“There’s a certain threshold of irreversibility that can happen during a gender transition. We acknowledge as a state, and so does other very friendly transgender countries like Finland, like I brought up earlier, as well as the international organizations that say: when you get to this degree of irreversibility, it should not be made as a minor,” said Pace after changing his mind.
Just as with the House, the bill passed along party lines in the Senate.
The Arizona Senate passed a bill banning gender reassignment surgeries for minors late last week after State Senator Tyler Pace (R-Mesa) switched his vote. Pace voted against the original version of the bill during the Senate Health and Human Services Committee. At the time, Pace argued that parents should have the right to make those medical decisions for their children.
Pace agreed to support the bill after he authored a strike-all amendment modifying it, which the committee approved. The amendment removed language prohibiting physicians or health care professionals from referring minors to health care professionals for gender transition procedures. It also removed language prohibiting government funds from going to entities, organizations, or individuals that provide gender transition procedures to minors.
When the committee reconsidered the bill as rewritten under Pace’s amendment, Pace cited the international standards of care of World Professional Association for Transgender Health (WPATH) to justify his changed mind, noting that they don’t support transgender surgeries for minors. Pace clarified that physicians who implement gender reassignment surgeries on minors would be in violation of international best standards of care and subject to sanctions otherwise.
“There’s a certain threshold of irreversibility that can happen during a gender transition. We acknolwedge as a state, and so does other very friendly transgender countries like Finland, like I brought up earlier, as well as the international organizations that say: when you get to this degree of irreversibility, it should not be made as a minor,” said Pace.
There was disagreement in the committee between State Senators Nancy Barto (R-Phoenix) and Raquel Terán (D-Phoenix); Terán wanted to hear more public testimony, but Barto said that they heard almost 3 hours on the same subject the previous week.
The final Senate version of the bill removed the amendment stipulation that a minor must not have lived continuously in the gender role congruent with their gender identity for 12 months in order for the surgical prohibition to apply.

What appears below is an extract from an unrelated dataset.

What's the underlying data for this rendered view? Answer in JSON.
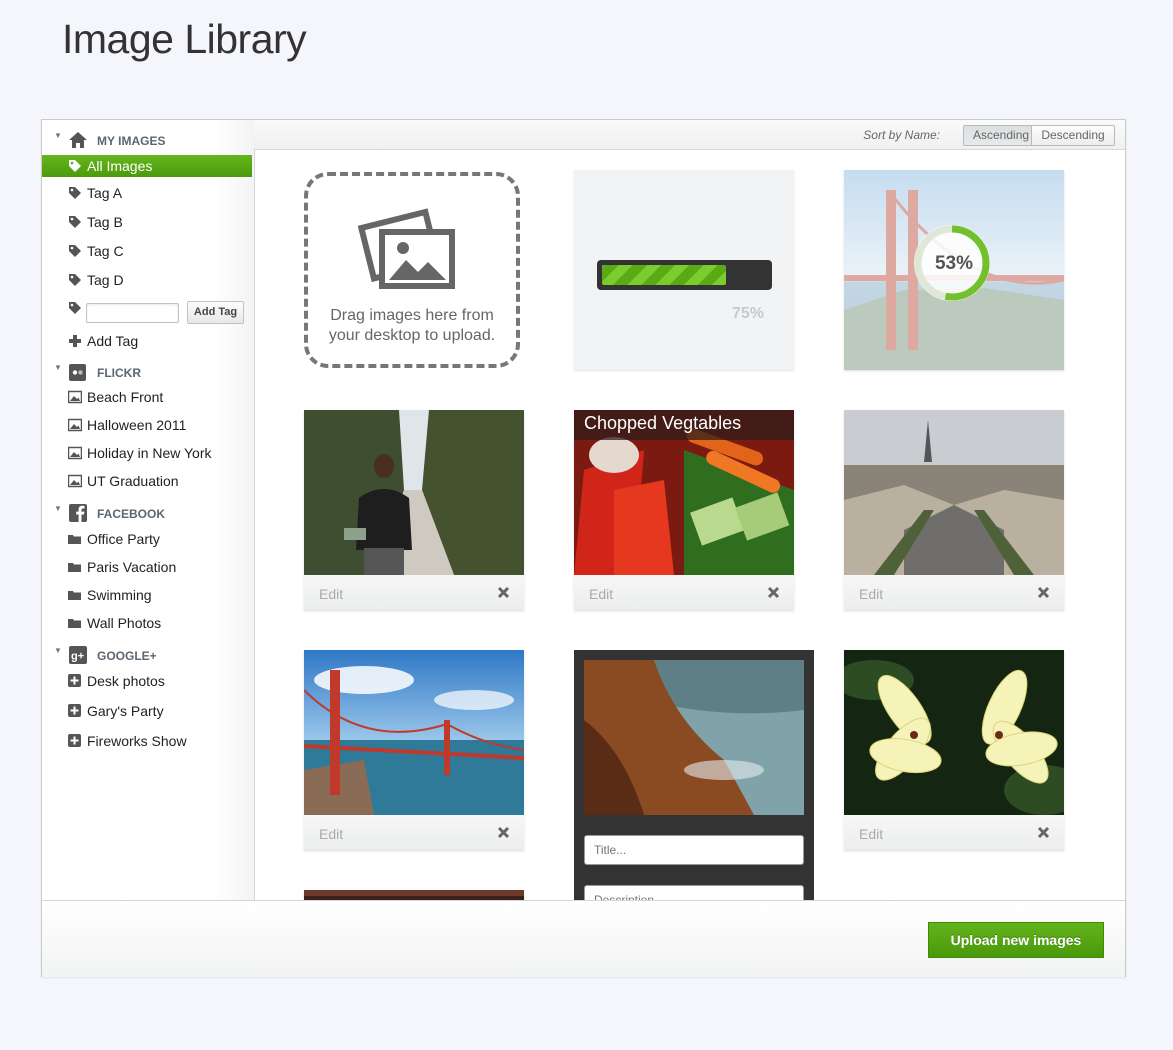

During the Senate floor vote, Democrats said the legislation opposed equality and attacked minors. State Senator Christine Marsh (D-Phoenix) said the bill was an “unnecessary,” masked effort to choose “buzz-words out of thin air” for the true objective of attacking children.
State Senator Rosanna Gabaldon (D-Sahuarita) claimed that transgender procedures merely prevented puberty. Gabaldon didn’t broach the subject of reported adverse effects of hormone blockers and therapies or gender reassignment surgeries.
With the amended language, the bill passed along party lines — no Republicans objected to it.